[Assignment]
Repeat the entries below exactly, missing none.

(Website and app data records)
* * * *

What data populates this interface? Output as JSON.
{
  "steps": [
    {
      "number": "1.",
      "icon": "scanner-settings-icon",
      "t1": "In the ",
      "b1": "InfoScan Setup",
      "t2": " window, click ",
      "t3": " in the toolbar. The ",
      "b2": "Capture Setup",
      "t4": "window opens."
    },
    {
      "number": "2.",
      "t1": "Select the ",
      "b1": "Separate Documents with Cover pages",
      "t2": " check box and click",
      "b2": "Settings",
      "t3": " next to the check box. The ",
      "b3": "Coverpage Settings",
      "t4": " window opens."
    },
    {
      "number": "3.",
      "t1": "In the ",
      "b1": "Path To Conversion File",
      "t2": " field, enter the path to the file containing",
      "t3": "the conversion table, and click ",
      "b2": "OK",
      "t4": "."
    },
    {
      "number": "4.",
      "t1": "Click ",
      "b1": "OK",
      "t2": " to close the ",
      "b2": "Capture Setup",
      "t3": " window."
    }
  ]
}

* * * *

[Task response]
What data populates this interface? Output as JSON.
{
  "steps": [
    {
      "number": "1.",
      "icon": "scanner-settings-icon",
      "t1": "In the ",
      "b1": "InfoScan Setup",
      "t2": " window, click ",
      "t3": " in the toolbar. The ",
      "b2": "Capture Setup",
      "t4": "window opens."
    },
    {
      "number": "2.",
      "t1": "Select the ",
      "b1": "Separate Documents with Cover pages",
      "t2": " check box and click",
      "b2": "Settings",
      "t3": " next to the check box. The ",
      "b3": "Coverpage Settings",
      "t4": " window opens."
    },
    {
      "number": "3.",
      "t1": "In the ",
      "b1": "Path To Conversion File",
      "t2": " field, enter the path to the file containing",
      "t3": "the conversion table, and click ",
      "b2": "OK",
      "t4": "."
    },
    {
      "number": "4.",
      "t1": "Click ",
      "b1": "OK",
      "t2": " to close the ",
      "b2": "Capture Setup",
      "t3": " window."
    }
  ]
}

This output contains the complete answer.